* _ABOUT THIS TASK_:
Word for word, restate the data that follows, omitting the images.

* _PROVIDED DATA_:
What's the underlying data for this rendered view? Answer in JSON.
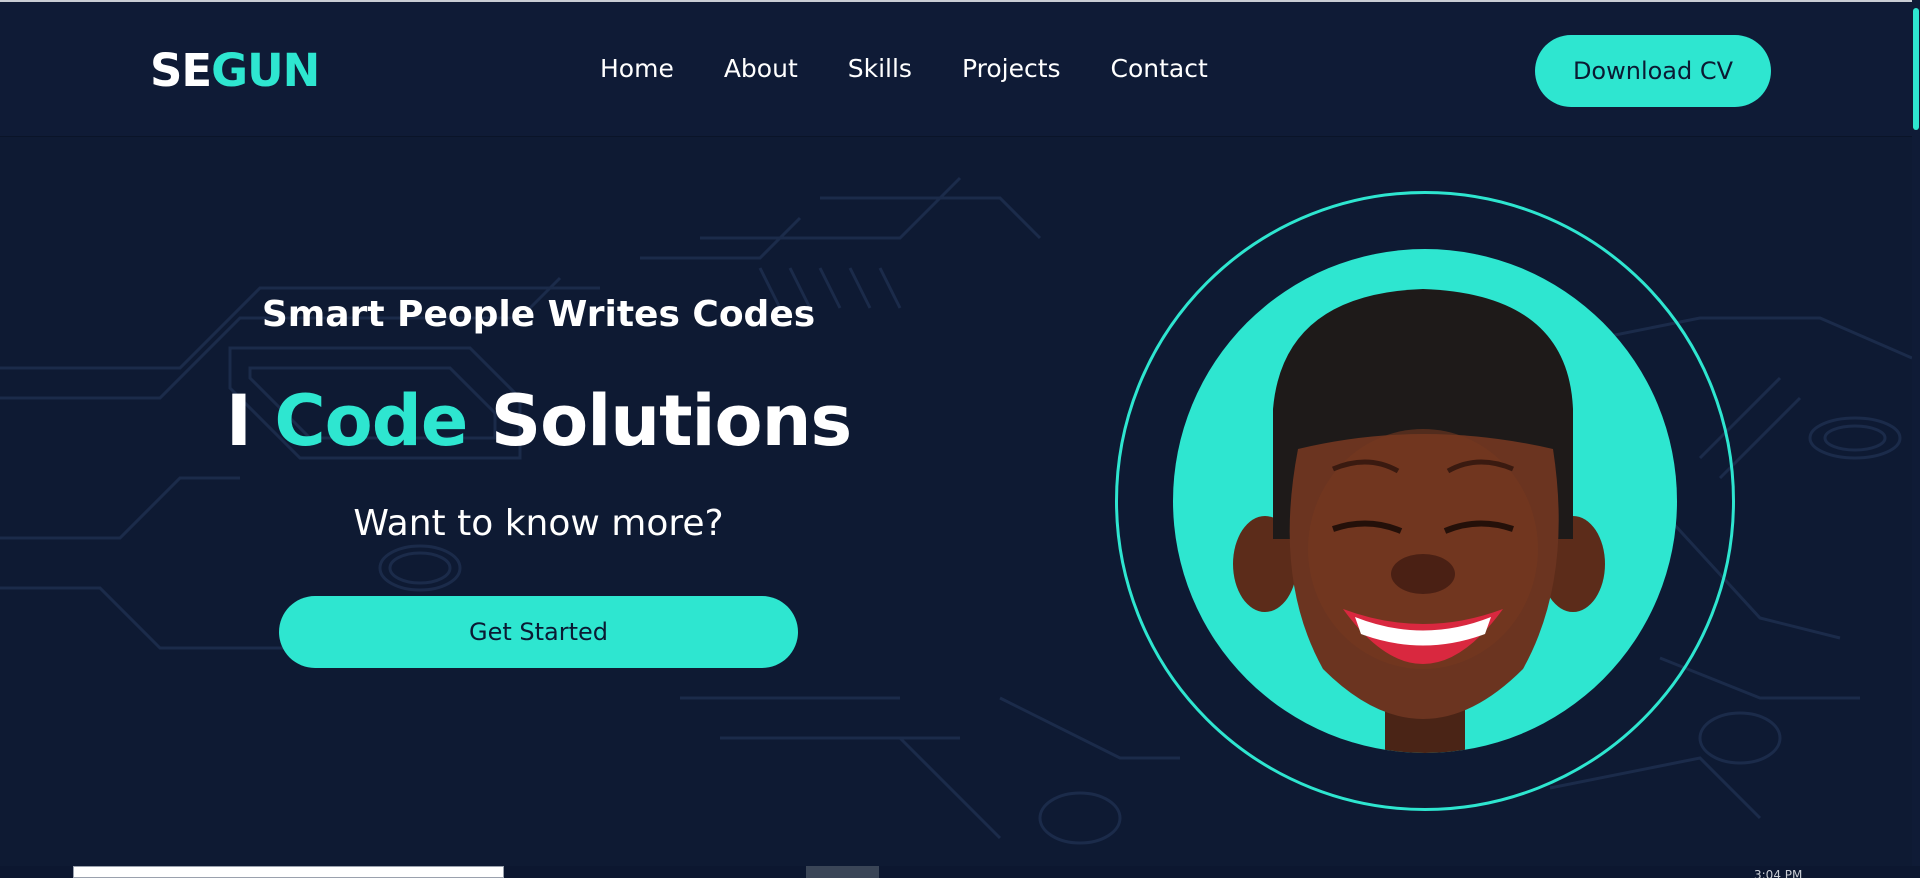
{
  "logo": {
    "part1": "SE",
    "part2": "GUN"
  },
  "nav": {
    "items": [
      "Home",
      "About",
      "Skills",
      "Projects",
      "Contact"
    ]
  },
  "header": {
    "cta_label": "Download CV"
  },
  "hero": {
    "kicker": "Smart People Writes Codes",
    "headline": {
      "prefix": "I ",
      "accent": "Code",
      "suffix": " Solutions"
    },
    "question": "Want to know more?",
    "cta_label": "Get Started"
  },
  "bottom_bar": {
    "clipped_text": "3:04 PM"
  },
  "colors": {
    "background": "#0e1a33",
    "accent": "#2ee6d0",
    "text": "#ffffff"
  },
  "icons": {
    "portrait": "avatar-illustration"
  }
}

* _ANSWER TO THIS PROBLEM_:
What's the underlying data for this rendered view? Answer in JSON.
{
  "logo": {
    "part1": "SE",
    "part2": "GUN"
  },
  "nav": {
    "items": [
      "Home",
      "About",
      "Skills",
      "Projects",
      "Contact"
    ]
  },
  "header": {
    "cta_label": "Download CV"
  },
  "hero": {
    "kicker": "Smart People Writes Codes",
    "headline": {
      "prefix": "I ",
      "accent": "Code",
      "suffix": " Solutions"
    },
    "question": "Want to know more?",
    "cta_label": "Get Started"
  },
  "bottom_bar": {
    "clipped_text": "3:04 PM"
  },
  "colors": {
    "background": "#0e1a33",
    "accent": "#2ee6d0",
    "text": "#ffffff"
  },
  "icons": {
    "portrait": "avatar-illustration"
  }
}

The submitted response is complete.